Unelectable and bad for the party
Quite simply, Howard Dean is unelectable. Democrats, this article claims, are “pig-wrestling” mad. The are mad about the election, about the tax cuts, about John Ashcroft and mostly about the war. This will lead the party to nominating an unelectable candidate, much like they did when they elected George McGovern and Walter Mondale. The Democratic parties anger at the 2000 election and the resulting administration will cloud their vision in the 2004 primaries. They will nominate an anti-Bush, not a Bush-lite, to use Mr. Dean’s own phrase. Finally, the article finishes off by saying, “[b]esides, Mr. Dean does not have to win for his party to lose. His insurgency is already tugging other candidates to the left.”
As a supporter of Dean, this article worries me and makes me think twice. As a Californian, I have seen this happen to a party. In 2002, the Republican Party nominated Bill Simon, a far right wing candidate. Had they nominated a more centrists candidate they would have been able to oust Gray Davis, California's current embattled Governor.
I worry that Howard Dean is so far left that he is only electable in New England and Berkeley. I do not want to help nominate a candidate who cannot beat President Bush. I want to see a Democratic Candidate win even if the economy recovers and the peace is won, and I fear that Dean is not that candidate.
By charging forward with supporting Dean, I think that the party faithful might be hurting its chances in 2004. As a party, we must ensure that we nominate the most electable candidate, even if this means sacrificing some of our positions and beliefs. One thing that has been forgotten in these partisan politics is that the President represents the American people, not just their party.

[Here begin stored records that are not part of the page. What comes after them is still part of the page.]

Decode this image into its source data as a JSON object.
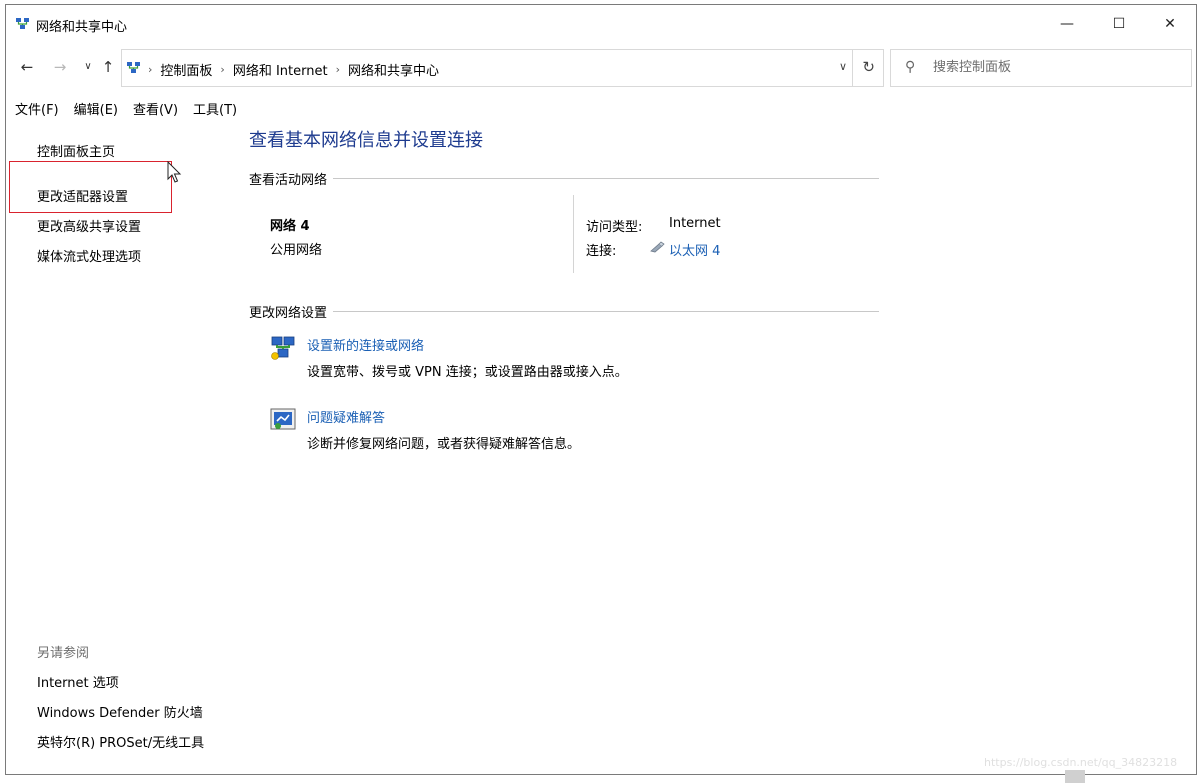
{
  "window": {
    "title": "网络和共享中心",
    "controls": {
      "minimize": "—",
      "maximize": "☐",
      "close": "✕"
    }
  },
  "nav": {
    "back_icon": "arrow-left-icon",
    "forward_icon": "arrow-right-icon",
    "recent_icon": "chevron-down-icon",
    "up_icon": "arrow-up-icon",
    "breadcrumbs": [
      "控制面板",
      "网络和 Internet",
      "网络和共享中心"
    ],
    "search": {
      "placeholder": "搜索控制面板",
      "value": ""
    }
  },
  "menu": [
    "文件(F)",
    "编辑(E)",
    "查看(V)",
    "工具(T)"
  ],
  "sidebar": {
    "links": [
      "控制面板主页",
      "更改适配器设置",
      "更改高级共享设置",
      "媒体流式处理选项"
    ],
    "see_also_title": "另请参阅",
    "see_also": [
      "Internet 选项",
      "Windows Defender 防火墙",
      "英特尔(R) PROSet/无线工具"
    ]
  },
  "main": {
    "title": "查看基本网络信息并设置连接",
    "active_networks": {
      "heading": "查看活动网络",
      "network_name": "网络 4",
      "network_type": "公用网络",
      "access_type_label": "访问类型:",
      "access_type_value": "Internet",
      "connection_label": "连接:",
      "connection_value": "以太网 4"
    },
    "change_settings": {
      "heading": "更改网络设置",
      "tasks": [
        {
          "label": "设置新的连接或网络",
          "description": "设置宽带、拨号或 VPN 连接；或设置路由器或接入点。"
        },
        {
          "label": "问题疑难解答",
          "description": "诊断并修复网络问题，或者获得疑难解答信息。"
        }
      ]
    }
  },
  "watermark": "https://blog.csdn.net/qq_34823218",
  "colors": {
    "link": "#1a5fb4",
    "title": "#1e3b8f",
    "highlight": "#d9232e"
  }
}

Neither party should put up their most radical candidate for president, and that might mean Dean is not the right candidate for the party or the country.Posted by Grant at July 2, 2003 11:07 PM